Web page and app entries

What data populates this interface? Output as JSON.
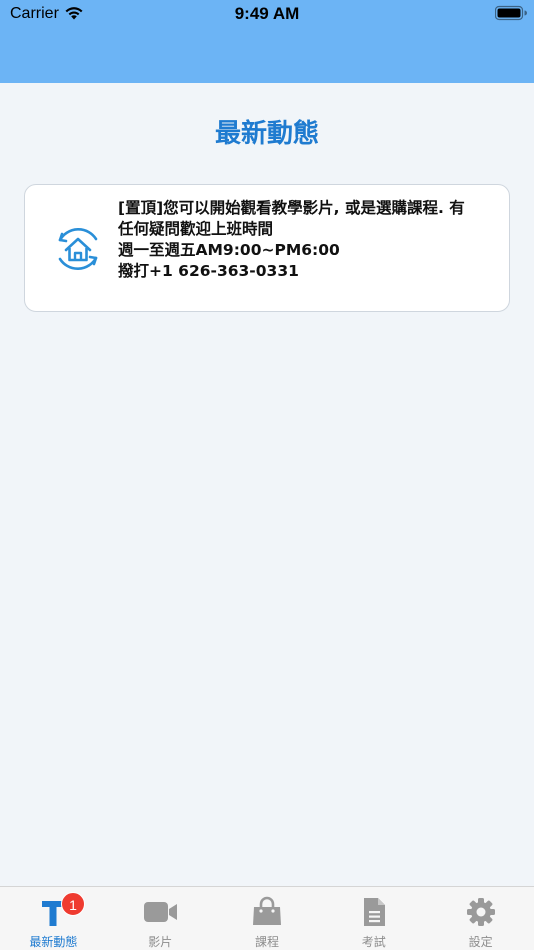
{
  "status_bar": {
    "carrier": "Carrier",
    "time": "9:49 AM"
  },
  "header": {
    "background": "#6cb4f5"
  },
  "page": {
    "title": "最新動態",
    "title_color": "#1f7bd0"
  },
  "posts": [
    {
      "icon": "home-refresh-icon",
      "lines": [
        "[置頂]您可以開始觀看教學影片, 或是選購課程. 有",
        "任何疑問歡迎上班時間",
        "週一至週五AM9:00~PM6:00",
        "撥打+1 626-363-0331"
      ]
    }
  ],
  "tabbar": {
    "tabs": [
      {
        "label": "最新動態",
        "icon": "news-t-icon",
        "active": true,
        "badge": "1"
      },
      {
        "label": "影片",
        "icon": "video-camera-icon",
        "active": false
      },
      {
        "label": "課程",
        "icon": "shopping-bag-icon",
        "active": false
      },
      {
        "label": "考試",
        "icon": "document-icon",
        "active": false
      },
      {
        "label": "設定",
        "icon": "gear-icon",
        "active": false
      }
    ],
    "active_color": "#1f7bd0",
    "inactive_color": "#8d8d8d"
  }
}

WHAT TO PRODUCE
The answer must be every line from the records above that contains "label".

SOLUTION TO THE PROBLEM
        "label": "最新動態",
        "label": "影片",
        "label": "課程",
        "label": "考試",
        "label": "設定",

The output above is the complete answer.